Plugins are going to be your best friend if you’re using WP, and they’re this CMS’s most famous stars. You can literally find a plugin for almost anything you can imagine - security, SEO, additional features, etc.! Plus, they’re super easy to install - just a couple of clicks, and the plugin will appear in your menu, ready for use.
You won’t be able to install actual products or an SSL certificate, since these are not plugins. Also, some of the higher-end tools are going to be monetized - just something worth keeping in mind.
If you’re a little bit tech-savvy, and have some programming skills, then WordPress becomes a sea of possibilities, in general. There is absolutely nothing that you couldn’t do with this website creation tool. You could make your custom plugins, program different features, manage your content in different ways, and so on.
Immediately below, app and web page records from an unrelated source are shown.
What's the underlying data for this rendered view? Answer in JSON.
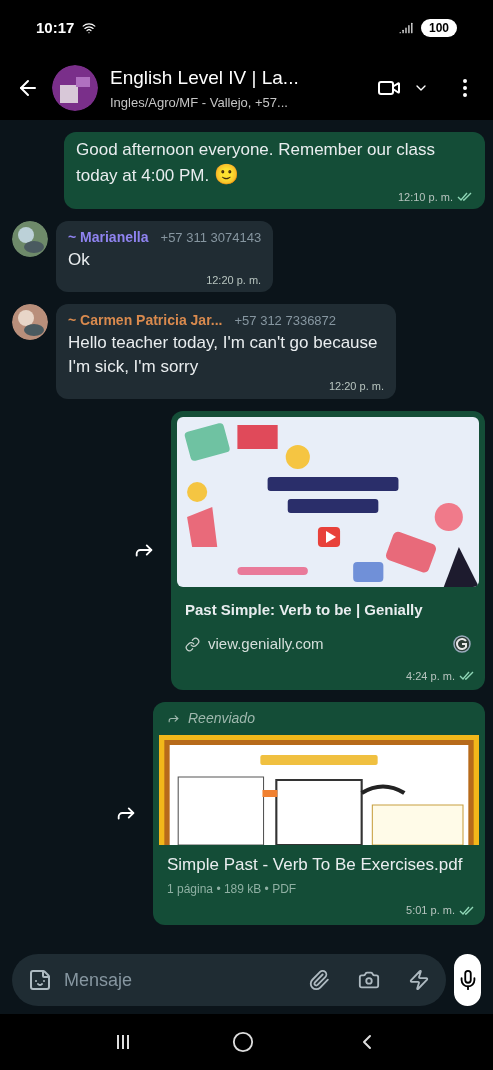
{
  "status_bar": {
    "time": "10:17",
    "battery": "100"
  },
  "header": {
    "title": "English Level IV | La...",
    "subtitle": "Ingles/Agro/MF - Vallejo, +57..."
  },
  "messages": [
    {
      "kind": "text_out",
      "text": "Good afternoon everyone. Remember our class today at 4:00 PM.",
      "emoji": "🙂",
      "time": "12:10 p. m.",
      "read": true
    },
    {
      "kind": "text_in",
      "sender": "~ Marianella",
      "color": "#8f83f0",
      "phone": "+57 311 3074143",
      "text": "Ok",
      "time": "12:20 p. m."
    },
    {
      "kind": "text_in",
      "sender": "~ Carmen Patricia Jar...",
      "color": "#d98a4e",
      "phone": "+57 312 7336872",
      "text": "Hello teacher today, I'm can't go because I'm sick, I'm sorry",
      "time": "12:20 p. m."
    },
    {
      "kind": "link",
      "title": "Past Simple: Verb to be | Genially",
      "url": "view.genially.com",
      "time": "4:24 p. m.",
      "read": true
    },
    {
      "kind": "document",
      "forwarded_label": "Reenviado",
      "file": "Simple Past -  Verb To Be Exercises.pdf",
      "meta": "1 página • 189 kB • PDF",
      "time": "5:01 p. m.",
      "read": true
    }
  ],
  "composer": {
    "placeholder": "Mensaje"
  }
}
Furthermore, as far as advanced WordPress features are concerned, you’ll probably be happy to know that if you learn how to build a website from scratch with WP, you’ll be able to scale it to no end. That does, yet again, fall on the shoulders of plugins and the general stability of the platform.
By this point, you should already have a thorough idea of how to make a website in both the easy and the hard ways. If you’ve followed along, you should be reading this conclusion on one page, and have your own freshly-made, ready-to-go website on the other.
Remember - if you’re looking for a quick and easy way of how to create a website, you should take the website builder route. It will be much faster, cheaper, and won’t require you to have extensive CSS, HTML or PHP knowledge.
That being said, perhaps website builders aren’t really your thing and you actually fancy a challenge? If so, then the “WordPress-website-hosting” path might interest you a lot more.
To make the difference clear once and for all, though, let me put it this way:
Use a website builder if you:
- Want to create a website in an afternoon.
- Don’t have any programming or other technical knowledge associated with website creation.
- Don’t want to spend a lot of money.
- Want a simple website or an online shop.
- Don’t want to deal with website management on the back end.
Use WordPress if you:
- Want more room for creativity.
- Want to be responsible for everything that happens with your website.
- Want a challenge.
- Have more free time.
- Have technical knowledge and know your way around programming languages (specifically HTML, CSS and PHP).
- Are planning to scale and grow your website into something bigger.
On that note, I do hope that this tutorial has helped you to better grasp the differences between the two methods of how to make a website. Remember - Rome wasn't built in a day, so don’t stress if everything doesn’t immediately go according to your plan! Good luck!